To point out the positives, the actors are fantastic. Kim Hyun Joo, who plays Yoon Seo Ha, does not bother with the ‘all-suffering’ face, and it feels like a welcome change. Usually, when women are shown to be aware of their husbands’ infidelity in dramas and have no option but to deal with it, the actors playing them adopt a stoic face meant to convey dignity in a hopeless situation. But Kim Hyun Joo has that all-knowing look in her eyes, and one can sense the words threatening to spill out from behind her silence. The reason this comes to our attention is because she actually puts on that all-suffering look with her predatory boss. Watching her exhibit different emotions in equally dead-end situations was like a breath of fresh air. It was too little, but it was something. On the other hand, while Ryu Kyung Soo conveyed the disorientation of Kim Young Ho rather well, his character should have been better written. Was it necessary to show him as only being a loose cannon? Why couldn’t he speak more coherently, and if he could not, would it have hurt to include an explanation about his mental health state? There is nothing wrong with his character being used to add to the eerie atmosphere, but one must choose when to pull back and add some more meaning to such an important character. Finally, there are the detectives. The actors are veterans in their jobs and are decently written, so there is nothing there to point out.
The series also dabbles in a fair bit of spirituality, and the fact that it doesn’t capitalize on it more is surprising, considering that The Bequeathed was co-written by the creator of Hellbound. The series is based on a webtoon, which we haven’t read and can’t speak for how true the screen adaptation has been to the original story, but it is unignorable that someone on the team did not have a grasp on the plot. The screenplay felt a little erratic and not composed enough to lead up to the ending it did. Either that should have been worked on more, or the series needed to be two episodes shorter. But coming back to the original point, the audience always loves it when an element of spirituality or ominosity is added to a thriller. It gives greater depth to the culprit and a look at the circumstances that could have created them. Perhaps it also feeds into the audience’s natural inclination to classify things as black or white so that they don’t have to feel sympathy for an antagonist who couldn’t have been anything but evil. Alas, that was neither recognized nor used by the show’s writers.
The final reveal at the end was proof that the writers’ dared to do something different. From the webtoon’s author to the writers of the series, they caught hold of an interesting mystery, but the execution seems to have suffered due to too many cooks in the writing kitchen. That is the only thing that needs to be fixed. It is worth imagining how good this drama could have been had the investigation been as interesting as the reveal at the end.
While watching The Bequeathed, an Indian show comes to mind titled Kohrra because of the eerie atmosphere and whose investigation is similarly mingled with human stories, which form the crux of the plot.
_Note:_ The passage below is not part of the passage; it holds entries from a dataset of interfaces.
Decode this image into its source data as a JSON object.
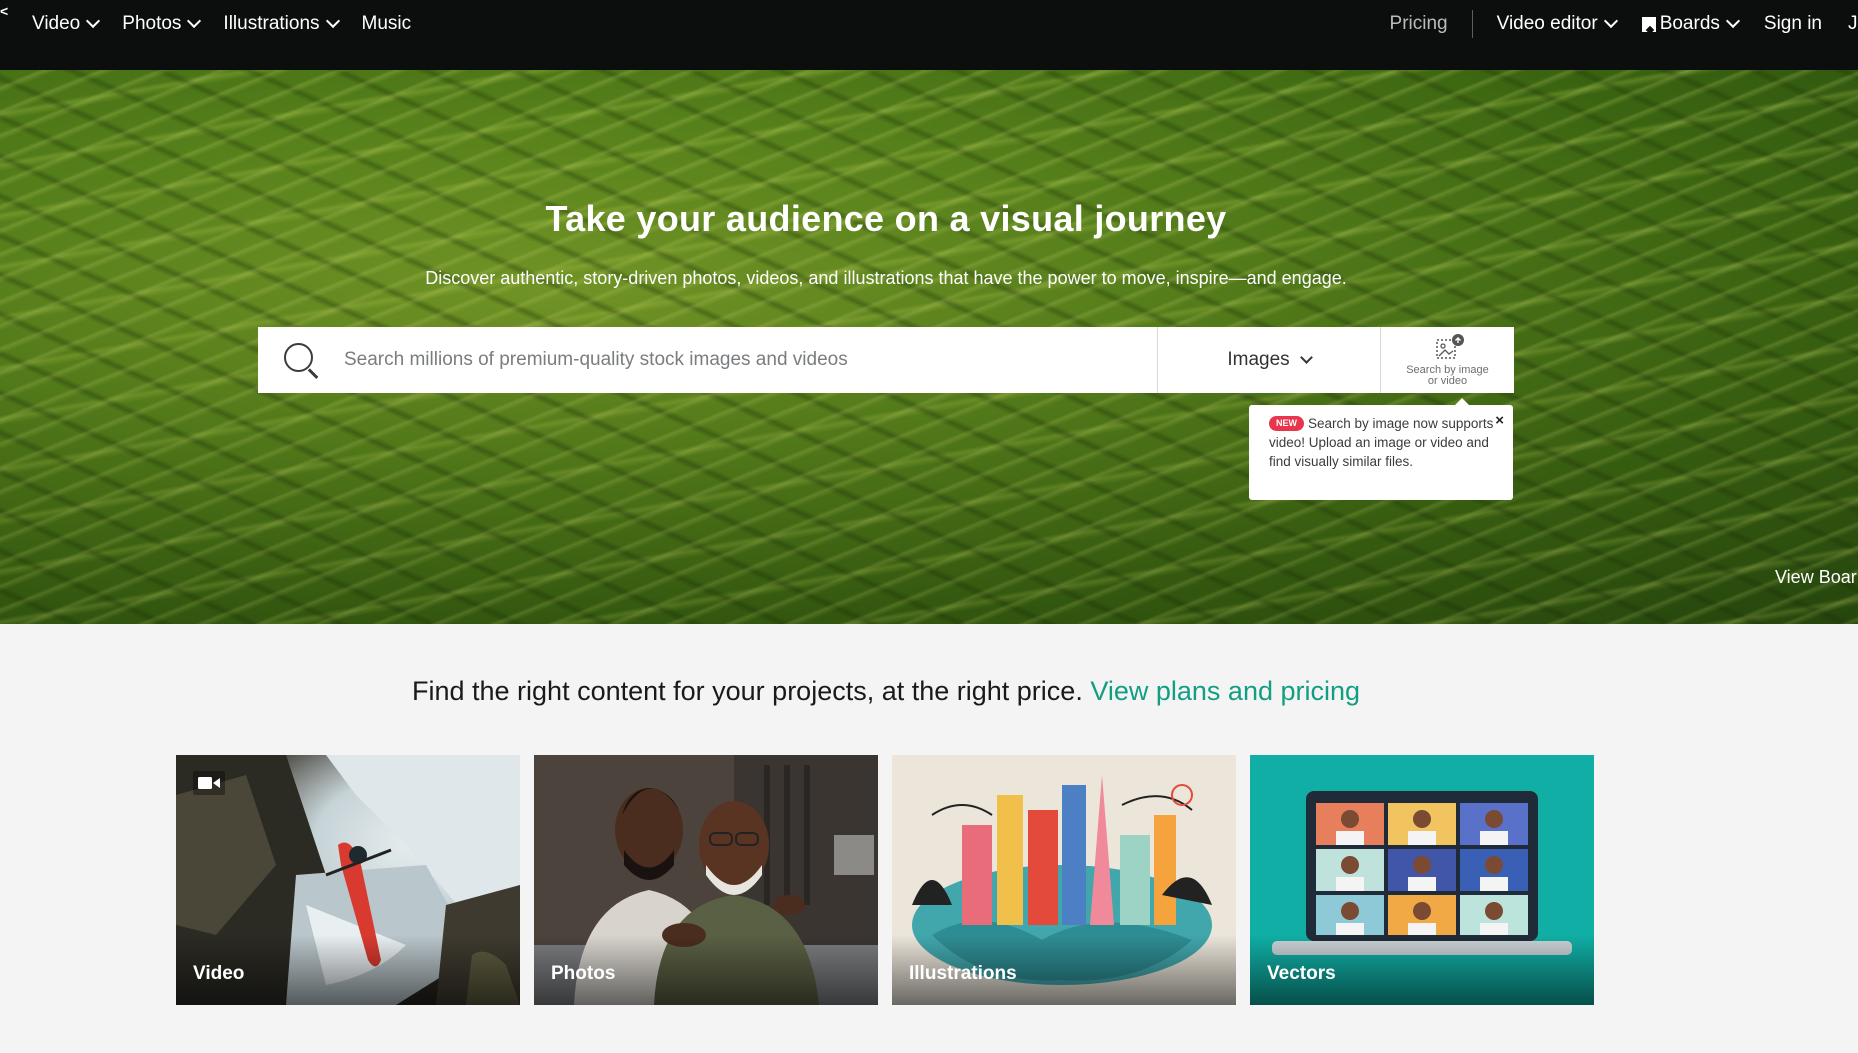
{
  "topnav": {
    "logo_fragment": "<",
    "left_items": [
      {
        "label": "Video",
        "has_dropdown": true
      },
      {
        "label": "Photos",
        "has_dropdown": true
      },
      {
        "label": "Illustrations",
        "has_dropdown": true
      },
      {
        "label": "Music",
        "has_dropdown": false
      }
    ],
    "pricing": "Pricing",
    "video_editor": "Video editor",
    "boards": "Boards",
    "sign_in": "Sign in",
    "cut_item": "J"
  },
  "hero": {
    "title": "Take your audience on a visual journey",
    "subtitle": "Discover authentic, story-driven photos, videos, and illustrations that have the power to move, inspire—and engage.",
    "search": {
      "placeholder": "Search millions of premium-quality stock images and videos",
      "value": "",
      "type_selected": "Images",
      "search_by_image_line1": "Search by image",
      "search_by_image_line2": "or video"
    },
    "tooltip": {
      "badge": "NEW",
      "text": "Search by image now supports video! Upload an image or video and find visually similar files.",
      "close": "×"
    },
    "view_board": "View Boar"
  },
  "pitch": {
    "text": "Find the right content for your projects, at the right price.",
    "link": "View plans and pricing"
  },
  "tiles": [
    {
      "label": "Video",
      "icon": "video-camera-icon"
    },
    {
      "label": "Photos"
    },
    {
      "label": "Illustrations"
    },
    {
      "label": "Vectors"
    }
  ],
  "colors": {
    "nav_bg": "#0c0d0d",
    "link_green": "#129e83",
    "new_badge": "#e8344c",
    "vectors_teal": "#10aea4"
  }
}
Yet, the latter knew how to keep the pace even, and that is why it held one’s attention despite too many subplots connecting haphazardly. If only “The Bequeathed” had known how to do that. Looking at the talent in the writing room, one is forced to consider whether this wasn’t a project they actively cared about, and that is why it had such a fate. Either way, this year is giving us the second season of Hellbound, so there is that to look forward to.